Just like we discussed in Part I, the term “macronutrients” refers to our three main nutrients; fat, carbohydrates, and protein. These nutrients are all important parts of our diet, but certain foods within each class are good, while others are bad.

It’s important to note that, with regards to body weight, no one particular food or macro is related to obesity. It’s the number of calories consumed ultimately impacts our weight!


You’ve probably heard fat as either good or bad fat - but let’s break that down a little more. Fat comes in four forms (monounsaturated, polyunsaturated fat, saturated, and trans). Mono and poly fats fall together under the “good” umbrella, while saturated and trans fats fall together under the “bad” umbrella.

Just to confuse you even further, some saturated fats are good for you, depending on how they were created. Just remember: if it’s processed, it is bad, if it’s natural it’s good! :)

Mono and poly fats, when consumed properly can actually reduce the risk for type II diabetes, heart disease, high cholesterol and stroke. Watch out though, trans fats and some saturated fats work in the opposite direction (increase disease risk)!

So what are some sources of each fat?

Let’s have a look!

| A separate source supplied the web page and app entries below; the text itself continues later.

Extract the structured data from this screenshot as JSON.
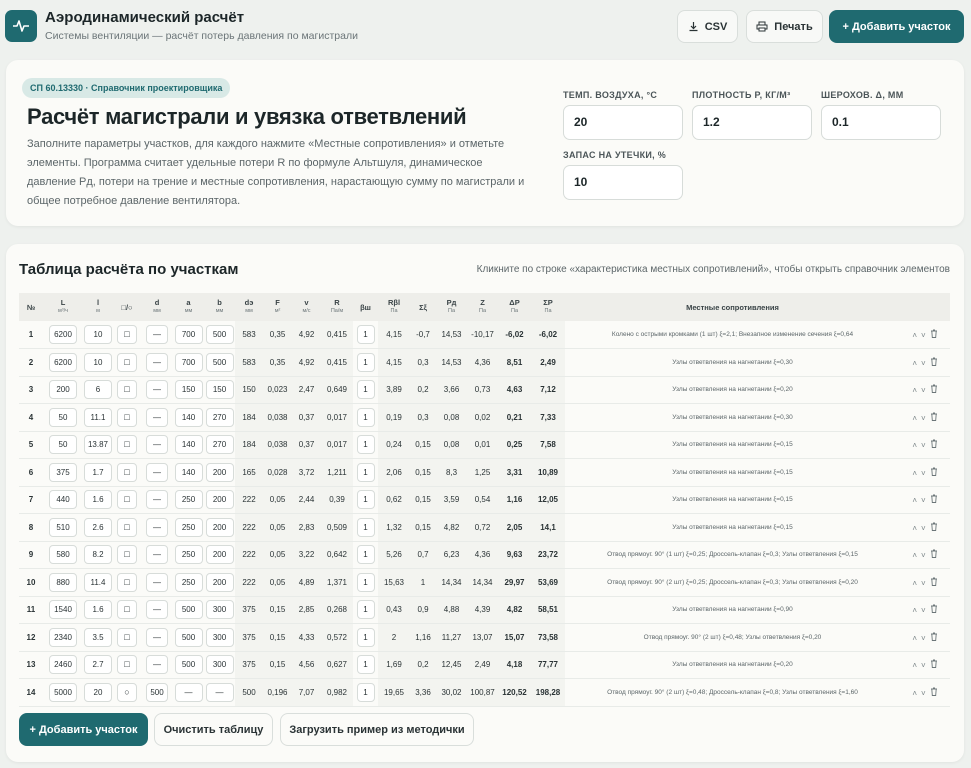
{
  "header": {
    "title": "Аэродинамический расчёт",
    "subtitle": "Системы вентиляции — расчёт потерь давления по магистрали",
    "csv": "CSV",
    "print": "Печать",
    "add": "+ Добавить участок"
  },
  "hero": {
    "badge": "СП 60.13330 · Справочник проектировщика",
    "title": "Расчёт магистрали и увязка ответвлений",
    "desc": "Заполните параметры участков, для каждого нажмите «Местные сопротивления» и отметьте элементы. Программа считает удельные потери R по формуле Альтшуля, динамическое давление Pд, потери на трение и местные сопротивления, нарастающую сумму по магистрали и общее потребное давление вентилятора."
  },
  "params": {
    "temp_label": "ТЕМП. ВОЗДУХА, °С",
    "temp": "20",
    "dens_label": "ПЛОТНОСТЬ Ρ, КГ/М³",
    "dens": "1.2",
    "rough_label": "ШЕРОХОВ. Δ, ММ",
    "rough": "0.1",
    "leak_label": "ЗАПАС НА УТЕЧКИ, %",
    "leak": "10"
  },
  "table": {
    "title": "Таблица расчёта по участкам",
    "hint": "Кликните по строке «характеристика местных сопротивлений», чтобы открыть справочник элементов",
    "headers": [
      [
        "№",
        ""
      ],
      [
        "L",
        "м³/ч"
      ],
      [
        "l",
        "м"
      ],
      [
        "□/○",
        ""
      ],
      [
        "d",
        "мм"
      ],
      [
        "a",
        "мм"
      ],
      [
        "b",
        "мм"
      ],
      [
        "dэ",
        "мм"
      ],
      [
        "F",
        "м²"
      ],
      [
        "v",
        "м/с"
      ],
      [
        "R",
        "Па/м"
      ],
      [
        "βш",
        ""
      ],
      [
        "Rβl",
        "Па"
      ],
      [
        "Σξ",
        ""
      ],
      [
        "Pд",
        "Па"
      ],
      [
        "Z",
        "Па"
      ],
      [
        "ΔP",
        "Па"
      ],
      [
        "ΣP",
        "Па"
      ],
      [
        "Местные сопротивления",
        ""
      ]
    ],
    "rows": [
      [
        "1",
        "6200",
        "10",
        "□",
        "—",
        "700",
        "500",
        "583",
        "0,35",
        "4,92",
        "0,415",
        "1",
        "4,15",
        "-0,7",
        "14,53",
        "-10,17",
        "-6,02",
        "-6,02",
        "Колено с острыми кромками (1 шт) ξ=2,1; Внезапное изменение сечения ξ=0,64"
      ],
      [
        "2",
        "6200",
        "10",
        "□",
        "—",
        "700",
        "500",
        "583",
        "0,35",
        "4,92",
        "0,415",
        "1",
        "4,15",
        "0,3",
        "14,53",
        "4,36",
        "8,51",
        "2,49",
        "Узлы ответвления на нагнетании ξ=0,30"
      ],
      [
        "3",
        "200",
        "6",
        "□",
        "—",
        "150",
        "150",
        "150",
        "0,023",
        "2,47",
        "0,649",
        "1",
        "3,89",
        "0,2",
        "3,66",
        "0,73",
        "4,63",
        "7,12",
        "Узлы ответвления на нагнетании ξ=0,20"
      ],
      [
        "4",
        "50",
        "11.1",
        "□",
        "—",
        "140",
        "270",
        "184",
        "0,038",
        "0,37",
        "0,017",
        "1",
        "0,19",
        "0,3",
        "0,08",
        "0,02",
        "0,21",
        "7,33",
        "Узлы ответвления на нагнетании ξ=0,30"
      ],
      [
        "5",
        "50",
        "13.87",
        "□",
        "—",
        "140",
        "270",
        "184",
        "0,038",
        "0,37",
        "0,017",
        "1",
        "0,24",
        "0,15",
        "0,08",
        "0,01",
        "0,25",
        "7,58",
        "Узлы ответвления на нагнетании ξ=0,15"
      ],
      [
        "6",
        "375",
        "1.7",
        "□",
        "—",
        "140",
        "200",
        "165",
        "0,028",
        "3,72",
        "1,211",
        "1",
        "2,06",
        "0,15",
        "8,3",
        "1,25",
        "3,31",
        "10,89",
        "Узлы ответвления на нагнетании ξ=0,15"
      ],
      [
        "7",
        "440",
        "1.6",
        "□",
        "—",
        "250",
        "200",
        "222",
        "0,05",
        "2,44",
        "0,39",
        "1",
        "0,62",
        "0,15",
        "3,59",
        "0,54",
        "1,16",
        "12,05",
        "Узлы ответвления на нагнетании ξ=0,15"
      ],
      [
        "8",
        "510",
        "2.6",
        "□",
        "—",
        "250",
        "200",
        "222",
        "0,05",
        "2,83",
        "0,509",
        "1",
        "1,32",
        "0,15",
        "4,82",
        "0,72",
        "2,05",
        "14,1",
        "Узлы ответвления на нагнетании ξ=0,15"
      ],
      [
        "9",
        "580",
        "8.2",
        "□",
        "—",
        "250",
        "200",
        "222",
        "0,05",
        "3,22",
        "0,642",
        "1",
        "5,26",
        "0,7",
        "6,23",
        "4,36",
        "9,63",
        "23,72",
        "Отвод прямоуг. 90° (1 шт) ξ=0,25; Дроссель-клапан ξ=0,3; Узлы ответвления ξ=0,15"
      ],
      [
        "10",
        "880",
        "11.4",
        "□",
        "—",
        "250",
        "200",
        "222",
        "0,05",
        "4,89",
        "1,371",
        "1",
        "15,63",
        "1",
        "14,34",
        "14,34",
        "29,97",
        "53,69",
        "Отвод прямоуг. 90° (2 шт) ξ=0,25; Дроссель-клапан ξ=0,3; Узлы ответвления ξ=0,20"
      ],
      [
        "11",
        "1540",
        "1.6",
        "□",
        "—",
        "500",
        "300",
        "375",
        "0,15",
        "2,85",
        "0,268",
        "1",
        "0,43",
        "0,9",
        "4,88",
        "4,39",
        "4,82",
        "58,51",
        "Узлы ответвления на нагнетании ξ=0,90"
      ],
      [
        "12",
        "2340",
        "3.5",
        "□",
        "—",
        "500",
        "300",
        "375",
        "0,15",
        "4,33",
        "0,572",
        "1",
        "2",
        "1,16",
        "11,27",
        "13,07",
        "15,07",
        "73,58",
        "Отвод прямоуг. 90° (2 шт) ξ=0,48; Узлы ответвления ξ=0,20"
      ],
      [
        "13",
        "2460",
        "2.7",
        "□",
        "—",
        "500",
        "300",
        "375",
        "0,15",
        "4,56",
        "0,627",
        "1",
        "1,69",
        "0,2",
        "12,45",
        "2,49",
        "4,18",
        "77,77",
        "Узлы ответвления на нагнетании ξ=0,20"
      ],
      [
        "14",
        "5000",
        "20",
        "○",
        "500",
        "—",
        "—",
        "500",
        "0,196",
        "7,07",
        "0,982",
        "1",
        "19,65",
        "3,36",
        "30,02",
        "100,87",
        "120,52",
        "198,28",
        "Отвод прямоуг. 90° (2 шт) ξ=0,48; Дроссель-клапан ξ=0,8; Узлы ответвления ξ=1,60"
      ]
    ]
  },
  "footer": {
    "add": "+ Добавить участок",
    "clear": "Очистить таблицу",
    "load": "Загрузить пример из методички"
  },
  "icons": {
    "row_up": "chevron-up-icon",
    "row_down": "chevron-down-icon",
    "row_delete": "trash-icon"
  }
}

  • - Monounsaturated Fat: Olives and olive oil, peanuts and peanut oil, avocados, nuts, and seeds

  • - Polyunsaturated Fat: Fatty fish, canola oil

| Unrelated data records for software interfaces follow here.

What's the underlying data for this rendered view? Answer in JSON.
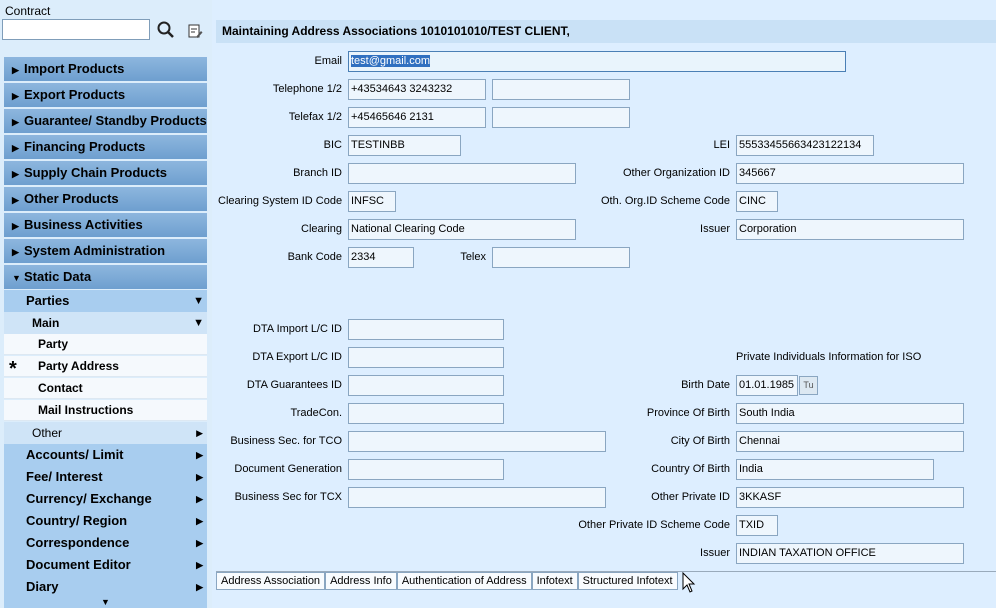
{
  "contract": {
    "label": "Contract",
    "value": ""
  },
  "menu": [
    {
      "label": "Import Products"
    },
    {
      "label": "Export Products"
    },
    {
      "label": "Guarantee/ Standby Products"
    },
    {
      "label": "Financing Products"
    },
    {
      "label": "Supply Chain Products"
    },
    {
      "label": "Other Products"
    },
    {
      "label": "Business Activities"
    },
    {
      "label": "System Administration"
    },
    {
      "label": "Static Data"
    }
  ],
  "static_data": {
    "parties": "Parties",
    "main": "Main",
    "leaves": [
      "Party",
      "Party Address",
      "Contact",
      "Mail Instructions"
    ],
    "other": "Other",
    "more": [
      "Accounts/ Limit",
      "Fee/ Interest",
      "Currency/ Exchange",
      "Country/ Region",
      "Correspondence",
      "Document Editor",
      "Diary"
    ]
  },
  "header": {
    "title": "Maintaining Address Associations 1010101010/TEST CLIENT,"
  },
  "form": {
    "email": {
      "label": "Email",
      "value": "test@gmail.com"
    },
    "telephone": {
      "label": "Telephone 1/2",
      "value1": "+43534643 3243232",
      "value2": ""
    },
    "telefax": {
      "label": "Telefax 1/2",
      "value1": "+45465646 2131",
      "value2": ""
    },
    "bic": {
      "label": "BIC",
      "value": "TESTINBB"
    },
    "lei": {
      "label": "LEI",
      "value": "55533455663423122134"
    },
    "branch_id": {
      "label": "Branch ID",
      "value": ""
    },
    "other_org_id": {
      "label": "Other Organization ID",
      "value": "345667"
    },
    "clearing_system_id": {
      "label": "Clearing System ID Code",
      "value": "INFSC"
    },
    "oth_org_scheme": {
      "label": "Oth. Org.ID Scheme Code",
      "value": "CINC"
    },
    "clearing": {
      "label": "Clearing",
      "value": "National Clearing Code"
    },
    "issuer1": {
      "label": "Issuer",
      "value": "Corporation"
    },
    "bank_code": {
      "label": "Bank Code",
      "value": "2334"
    },
    "telex": {
      "label": "Telex",
      "value": ""
    },
    "dta_import": {
      "label": "DTA Import L/C ID",
      "value": ""
    },
    "dta_export": {
      "label": "DTA Export L/C ID",
      "value": ""
    },
    "private_info": "Private Individuals Information for ISO",
    "dta_guarantees": {
      "label": "DTA Guarantees ID",
      "value": ""
    },
    "birth_date": {
      "label": "Birth Date",
      "value": "01.01.1985"
    },
    "tradecon": {
      "label": "TradeCon.",
      "value": ""
    },
    "province_birth": {
      "label": "Province Of Birth",
      "value": "South India"
    },
    "business_tco": {
      "label": "Business Sec. for TCO",
      "value": ""
    },
    "city_birth": {
      "label": "City Of Birth",
      "value": "Chennai"
    },
    "doc_generation": {
      "label": "Document Generation",
      "value": ""
    },
    "country_birth": {
      "label": "Country Of Birth",
      "value": "India"
    },
    "business_tcx": {
      "label": "Business Sec for TCX",
      "value": ""
    },
    "other_private_id": {
      "label": "Other Private ID",
      "value": "3KKASF"
    },
    "other_private_scheme": {
      "label": "Other Private ID Scheme Code",
      "value": "TXID"
    },
    "issuer2": {
      "label": "Issuer",
      "value": "INDIAN TAXATION OFFICE"
    }
  },
  "tabs": [
    "Address Association",
    "Address Info",
    "Authentication of Address",
    "Infotext",
    "Structured Infotext"
  ]
}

  • - Saturated Fat:

    • - Good - Coconut oil, whole fat dairy products, butter

    • - Bad - baked goods, packaged and processed snack foods

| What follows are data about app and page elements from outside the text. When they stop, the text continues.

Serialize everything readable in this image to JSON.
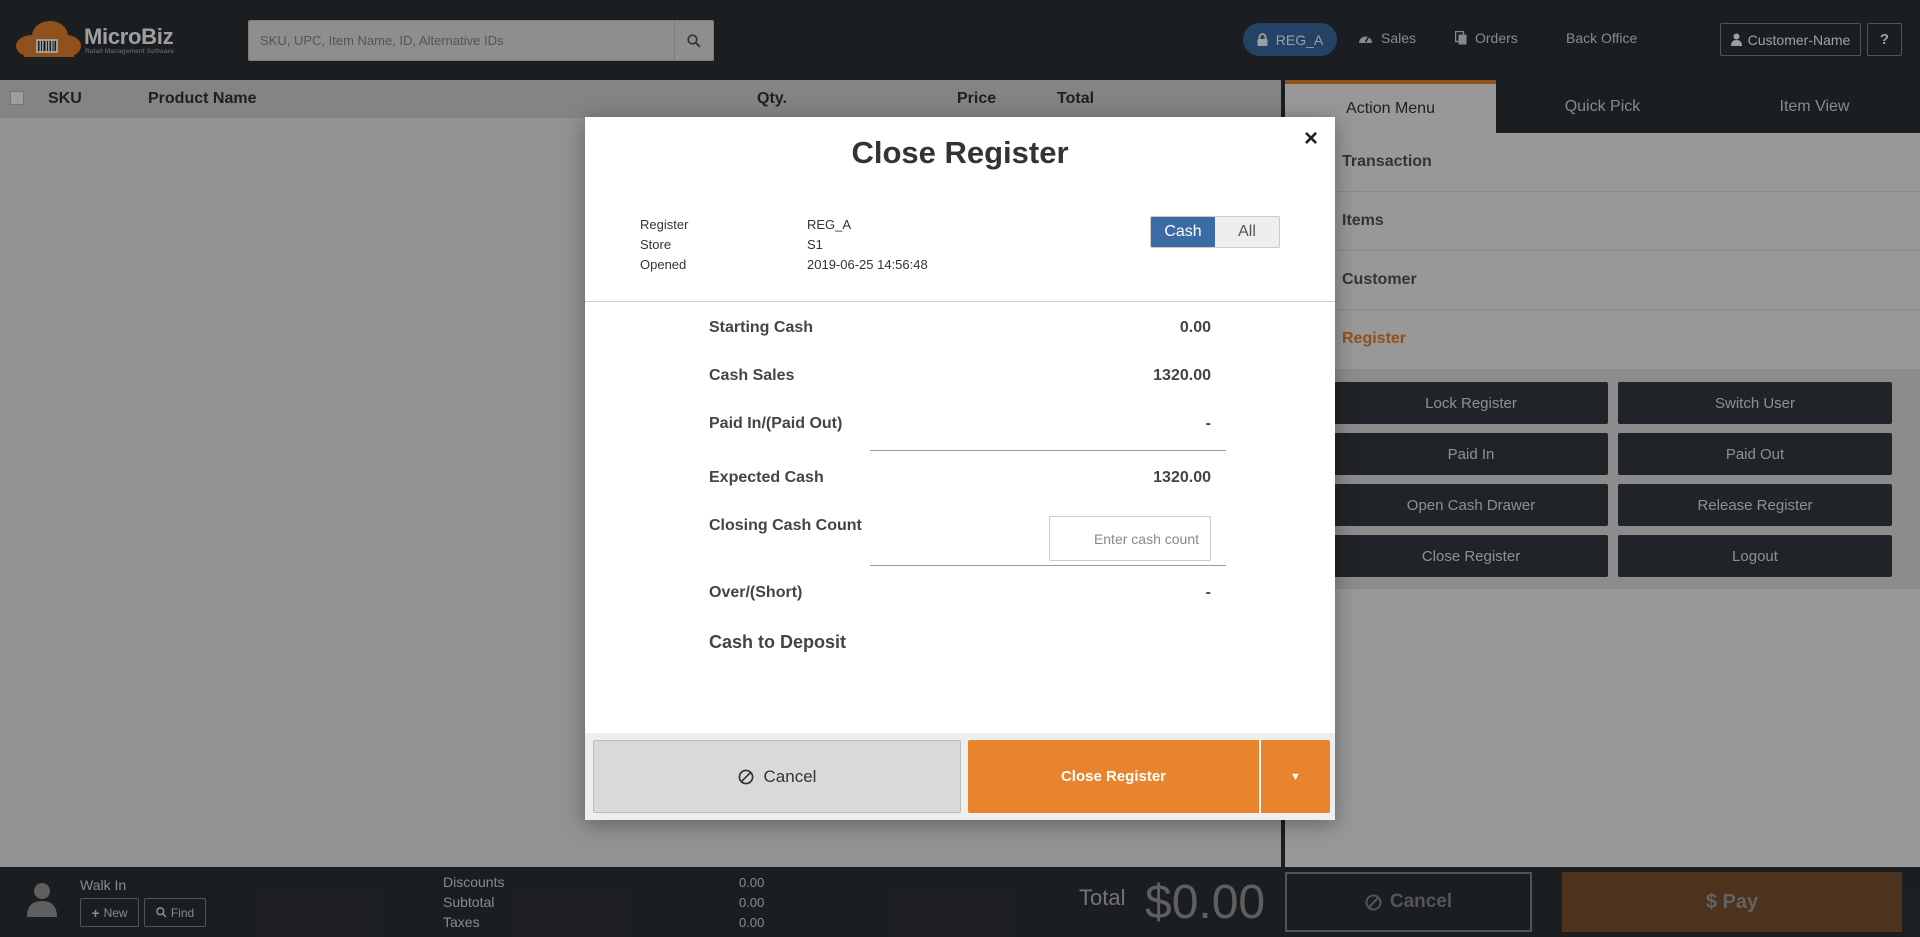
{
  "header": {
    "brand": "MicroBiz",
    "tagline": "Retail Management Software",
    "search_placeholder": "SKU, UPC, Item Name, ID, Alternative IDs",
    "register_pill": "REG_A",
    "nav": {
      "sales": "Sales",
      "orders": "Orders",
      "back_office": "Back Office"
    },
    "customer_button": "Customer-Name",
    "help": "?"
  },
  "cart": {
    "columns": {
      "sku": "SKU",
      "product": "Product Name",
      "qty": "Qty.",
      "price": "Price",
      "total": "Total"
    }
  },
  "right_panel": {
    "tabs": [
      "Action Menu",
      "Quick Pick",
      "Item View"
    ],
    "sections": [
      "Transaction",
      "Items",
      "Customer",
      "Register"
    ],
    "register_buttons": [
      "Lock Register",
      "Switch User",
      "Paid In",
      "Paid Out",
      "Open Cash Drawer",
      "Release Register",
      "Close Register",
      "Logout"
    ]
  },
  "footer": {
    "customer": "Walk In",
    "new": "New",
    "find": "Find",
    "totals": [
      {
        "label": "Discounts",
        "value": "0.00"
      },
      {
        "label": "Subtotal",
        "value": "0.00"
      },
      {
        "label": "Taxes",
        "value": "0.00"
      }
    ],
    "total_label": "Total",
    "total_value": "$0.00",
    "cancel": "Cancel",
    "pay": "$ Pay"
  },
  "modal": {
    "title": "Close Register",
    "close_symbol": "×",
    "info": [
      {
        "label": "Register",
        "value": "REG_A"
      },
      {
        "label": "Store",
        "value": "S1"
      },
      {
        "label": "Opened",
        "value": "2019-06-25 14:56:48"
      }
    ],
    "toggle": {
      "cash": "Cash",
      "all": "All"
    },
    "rows": {
      "starting_cash": {
        "label": "Starting Cash",
        "value": "0.00"
      },
      "cash_sales": {
        "label": "Cash Sales",
        "value": "1320.00"
      },
      "paid_in_out": {
        "label": "Paid In/(Paid Out)",
        "value": "-"
      },
      "expected_cash": {
        "label": "Expected Cash",
        "value": "1320.00"
      },
      "closing_count": {
        "label": "Closing Cash Count",
        "placeholder": "Enter cash count"
      },
      "over_short": {
        "label": "Over/(Short)",
        "value": "-"
      },
      "deposit": {
        "label": "Cash to Deposit"
      }
    },
    "cancel": "Cancel",
    "close_register": "Close Register"
  },
  "colors": {
    "header_bg": "#2d3136",
    "accent_orange": "#e8832e",
    "accent_blue": "#3b6aa5"
  }
}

  • - Trans-fat: Baked goods, packaged and processed snack foods, partially and fully hydrogenated oils.


Just like our friend fat, carbohydrates exist in a number of food and forms. Healthy carbs are unrefined - meaning that they are high in fiber or unprocessed. Unhealthy carbs are refined - those that have been processed - or carbs that are similar to table sugar. In other words - NOT good.

Here are some examples of both:

  • - Healthy: Fruits and vegetables, whole grain breads and pastas, brown rice, quinoa, oats and oatmeal, beans, dairy products (both a protein and a carbohydrate).

  • - Unhealthy: Snack foods, baked goods, fruit juice, soda, candy, sugar, high-fructose corn syrup, natural and artificial syrups, reduced fat dairy products (Reduced fat dairy products are often filled with sugar to make them taste better).


Protein is commonly thought of as meat and seafood products. However, protein also exists in many other foods including both vegetarian and non-vegetarian proteins. It is best to consume protein through whole-food sources when possible.

Check out some of these options!

  • - Healthy sources of Protein: Seafood, lean cuts of beef, poultry, and pork, legumes, eggs, nuts and seeds, nonfat dairy products, unprocessed deli cuts of turkey, ham, and beef, tofu and soybeans.

  • - Unhealthy sources of Protein: Cured or processed meats (including sausages, hot dogs, highly processed lunch meat, bacon), deep-fried cuts of meat, reduced fat dairy products.